For Rural Life Today

MEIGS COUNTY — Webster’s Dictionary defines “stocking up” as a “supply accumulated for future use; a store,” and this is the term that I like to use. Hoarding, prepping, stashing, putting aside, putting by, salting away, socking away or even squirreling away…they all have the same meaning. “Stocking up.”

The first time I remember ever thinking about stocking up was when my “new” husband loaded me and my meager possessions into his ‘77 Chevy pickup truck and transported me from a city with a population of 24,000 to a 40 acre parcel, in the middle of nowhere. I knew our nearest neighbor would be a quarter of a mile away. So, as we traveled the hilly backroads, I started thinking to myself, “It’s a long way to a gallon of milk or a pound of good coffee. I better start getting some extra.”

That one moment began my journey toward stocking up for whatever reasons. Certainly not for the Zombie Apocalypse. I mean, you can’t schedule a layoff, or flooding or a snowstorm. There have been many times during the past 35 years that we’ve had some horrible winters and been stuck on our little homestead for a week or more. We’ve always heated with wood and cooked with propane, so when the power is out, we’re fine. Fine until we run out of food. But not just being prepared for severe weather, having extra provisions was a safeguard against times when our budget was really tight.

In the worst possible situations, you need food, water, a way to cook and keep warm, a way to see in the dark, have a toilet method, bedding, medical supplies, a radio and batteries …

So, I came up with a plan.

My first step was to see how much and what kind of food and other groceries we actually consumed in a month. I kept track. I then multiplied that amount by six months to see how many extra provisions I would have to have on hand. A six month supply was the goal. When it was written down on paper to see, I was surprised how much we actually consumed.

Step two was to find a cool, dark place in our home that I could use to store all this extra stuff.

Fortunately, our house is 165 years old and the original owners made a small room under the kitchen stairs, roughly 4 ft. x 8 ft. Whether they used this space as a pantry, I don’t know. I’ve heard stories that slaves have hidden in our house before. Not sure if this is true, but there are lots of places in this old house where they could have hidden.

Anyway, when shelving was added to this small room under the stairs, it became the perfect place to put all the extras we could need.

Step three was to make a master shopping list that contained every food and consumable item that we ever use. I made copies of this list at the library and every time I went shopping, I took one of these lists with me.

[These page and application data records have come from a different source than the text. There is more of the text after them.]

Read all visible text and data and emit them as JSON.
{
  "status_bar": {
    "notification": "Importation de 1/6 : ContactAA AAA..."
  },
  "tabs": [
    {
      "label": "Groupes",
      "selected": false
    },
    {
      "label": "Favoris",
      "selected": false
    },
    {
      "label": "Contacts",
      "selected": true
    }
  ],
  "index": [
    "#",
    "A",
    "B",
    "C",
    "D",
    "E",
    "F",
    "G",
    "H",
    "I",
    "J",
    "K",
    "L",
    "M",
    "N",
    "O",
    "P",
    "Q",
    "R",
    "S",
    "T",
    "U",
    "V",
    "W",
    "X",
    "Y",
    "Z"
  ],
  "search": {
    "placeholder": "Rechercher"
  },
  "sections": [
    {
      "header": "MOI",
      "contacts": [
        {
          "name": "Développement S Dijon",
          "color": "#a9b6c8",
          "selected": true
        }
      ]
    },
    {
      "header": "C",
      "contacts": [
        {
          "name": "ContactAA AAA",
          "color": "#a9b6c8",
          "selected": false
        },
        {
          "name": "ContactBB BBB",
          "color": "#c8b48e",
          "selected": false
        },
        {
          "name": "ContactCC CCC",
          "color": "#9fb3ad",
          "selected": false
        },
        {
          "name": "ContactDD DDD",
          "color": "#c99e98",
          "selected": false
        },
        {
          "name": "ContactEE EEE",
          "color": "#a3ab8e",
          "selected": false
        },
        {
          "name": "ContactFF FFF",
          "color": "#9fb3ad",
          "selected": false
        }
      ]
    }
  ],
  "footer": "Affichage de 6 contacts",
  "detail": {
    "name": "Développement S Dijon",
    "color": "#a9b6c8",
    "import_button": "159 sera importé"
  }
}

Step four was to start watching out for really good sales on the things we always use. My favorite places to get really great bargains is our local “Mom & Pop” grocery store, Save-A-Lot, and Sam’s Club. We’ve only recently discovered the benefits of having a Sam’s Club membership. I’m not sure how I ever did without one. When I get a store flyer in the mail, (yes they will still deliver them by “snail mail”), I sit down and circle the deals and then the next time I’m in town, instead of buying two of an item, I buy 6 or 12 and take the extras home and start to fill the pantry. We joined two Food Co-ops and get all of our flours, beans, rices, and other bulk foods in 25 or 50 pound bags, along with cheese and juices from one. The other co-op provides bulk herbs and spices, laundry items, bathroom items and vitamins. Occasionally you can even find unique food items at the Dollar Tree!

So, fast forward to today. My storage system has grown to the point where we will soon be converting our back porch into a new 12 ft. x 12 ft. pantry, as we’ve long outgrown our old one. I often say moving all those five gallon buckets around, to get to what I need, is starting to feel like I’m playing “Bulk Food Bucket Tetris.” I purchased two dozen food grade buckets with lids at Lowes for $5 each. It was a great investment as it keeps everything fresh and bug free. (I put all the bulk bags in the freezer for 24 hours, to kill off any potential bug larva that invariably come in most grain and flour bags). We now have two freezers as well.

Over the years, I’ve advanced to an Excel spreadsheet for my master grocery list, that I can print out on my computer whenever I need it or want to take inventory of our stash. I’ve perfected my stocking up plan to where it only takes $150 to 250.00 a month to restock all our supplies. I always try to buy organic food whenever possible and it’s getting easier to find and the prices are coming down!

We grow most of our own vegetables, some of our fruits and do lots of canning. We raise our own pork, chicken and beef and have an endless supply of eggs. We cook everything from scratch and never buy processed foods. You take control of all the extra sugar, salt and fat that are in processed foods these days by cooking food from scratch yourself.

I’ve always thought that when you get hungry, you lose hope. If you lose hope, you lose everything. If you have good food to eat, you will always have hope and hope will get you through.

I remind my husband, once in a while, that he could have gotten a wife that all she wanted was fingers full of diamond rings and closets filled with furs …

For me it’s security. Security in knowing I have a full pantry.

The Bullington pantry.
http://aimmedianetwork.com/wp-content/uploads/sites/56/2017/04/web1_bullington-cubboard.jpgThe Bullington pantry.
Rural Life Today